(Beginning of The data)
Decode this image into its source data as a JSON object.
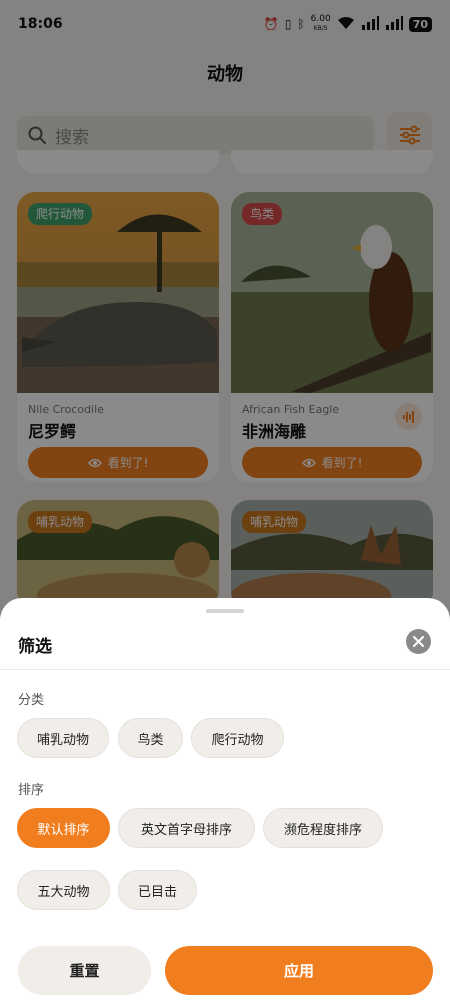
{
  "status_bar": {
    "time": "18:06",
    "net_speed": "6.00",
    "net_unit": "KB/S",
    "battery": "70"
  },
  "header": {
    "title": "动物"
  },
  "search": {
    "placeholder": "搜索"
  },
  "cards": [
    {
      "badge": "爬行动物",
      "en_name": "Nile Crocodile",
      "cn_name": "尼罗鳄",
      "seen_label": "看到了!"
    },
    {
      "badge": "鸟类",
      "en_name": "African Fish Eagle",
      "cn_name": "非洲海雕",
      "seen_label": "看到了!"
    },
    {
      "badge": "哺乳动物"
    },
    {
      "badge": "哺乳动物"
    }
  ],
  "filter_sheet": {
    "title": "筛选",
    "category_label": "分类",
    "categories": [
      "哺乳动物",
      "鸟类",
      "爬行动物"
    ],
    "sort_label": "排序",
    "sort_options": [
      "默认排序",
      "英文首字母排序",
      "濒危程度排序",
      "五大动物",
      "已目击"
    ],
    "selected_sort": "默认排序",
    "reset_label": "重置",
    "apply_label": "应用"
  },
  "colors": {
    "accent": "#f07e1e",
    "reptile_badge": "#3fa36a",
    "bird_badge": "#d94b4b",
    "mammal_badge": "#c9761e"
  }
}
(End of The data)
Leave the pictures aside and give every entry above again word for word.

• [Solution to this problem]:
Decode this image into its source data as a JSON object.
{
  "status_bar": {
    "time": "18:06",
    "net_speed": "6.00",
    "net_unit": "KB/S",
    "battery": "70"
  },
  "header": {
    "title": "动物"
  },
  "search": {
    "placeholder": "搜索"
  },
  "cards": [
    {
      "badge": "爬行动物",
      "en_name": "Nile Crocodile",
      "cn_name": "尼罗鳄",
      "seen_label": "看到了!"
    },
    {
      "badge": "鸟类",
      "en_name": "African Fish Eagle",
      "cn_name": "非洲海雕",
      "seen_label": "看到了!"
    },
    {
      "badge": "哺乳动物"
    },
    {
      "badge": "哺乳动物"
    }
  ],
  "filter_sheet": {
    "title": "筛选",
    "category_label": "分类",
    "categories": [
      "哺乳动物",
      "鸟类",
      "爬行动物"
    ],
    "sort_label": "排序",
    "sort_options": [
      "默认排序",
      "英文首字母排序",
      "濒危程度排序",
      "五大动物",
      "已目击"
    ],
    "selected_sort": "默认排序",
    "reset_label": "重置",
    "apply_label": "应用"
  },
  "colors": {
    "accent": "#f07e1e",
    "reptile_badge": "#3fa36a",
    "bird_badge": "#d94b4b",
    "mammal_badge": "#c9761e"
  }
}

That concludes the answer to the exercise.